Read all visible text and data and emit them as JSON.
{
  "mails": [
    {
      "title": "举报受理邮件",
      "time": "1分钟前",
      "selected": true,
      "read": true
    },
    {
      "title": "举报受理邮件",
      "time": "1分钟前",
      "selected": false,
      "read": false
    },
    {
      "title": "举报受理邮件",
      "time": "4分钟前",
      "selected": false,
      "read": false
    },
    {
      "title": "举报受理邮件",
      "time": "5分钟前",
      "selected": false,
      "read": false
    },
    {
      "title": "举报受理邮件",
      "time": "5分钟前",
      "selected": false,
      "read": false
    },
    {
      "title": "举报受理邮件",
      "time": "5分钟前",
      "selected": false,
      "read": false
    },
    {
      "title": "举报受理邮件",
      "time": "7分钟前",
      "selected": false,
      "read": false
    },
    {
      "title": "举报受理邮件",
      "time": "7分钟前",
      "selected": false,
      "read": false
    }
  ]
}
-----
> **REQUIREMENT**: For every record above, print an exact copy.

> **YOUR RESPONSE**:
Read all visible text and data and emit them as JSON.
{
  "mails": [
    {
      "title": "举报受理邮件",
      "time": "1分钟前",
      "selected": true,
      "read": true
    },
    {
      "title": "举报受理邮件",
      "time": "1分钟前",
      "selected": false,
      "read": false
    },
    {
      "title": "举报受理邮件",
      "time": "4分钟前",
      "selected": false,
      "read": false
    },
    {
      "title": "举报受理邮件",
      "time": "5分钟前",
      "selected": false,
      "read": false
    },
    {
      "title": "举报受理邮件",
      "time": "5分钟前",
      "selected": false,
      "read": false
    },
    {
      "title": "举报受理邮件",
      "time": "5分钟前",
      "selected": false,
      "read": false
    },
    {
      "title": "举报受理邮件",
      "time": "7分钟前",
      "selected": false,
      "read": false
    },
    {
      "title": "举报受理邮件",
      "time": "7分钟前",
      "selected": false,
      "read": false
    }
  ]
}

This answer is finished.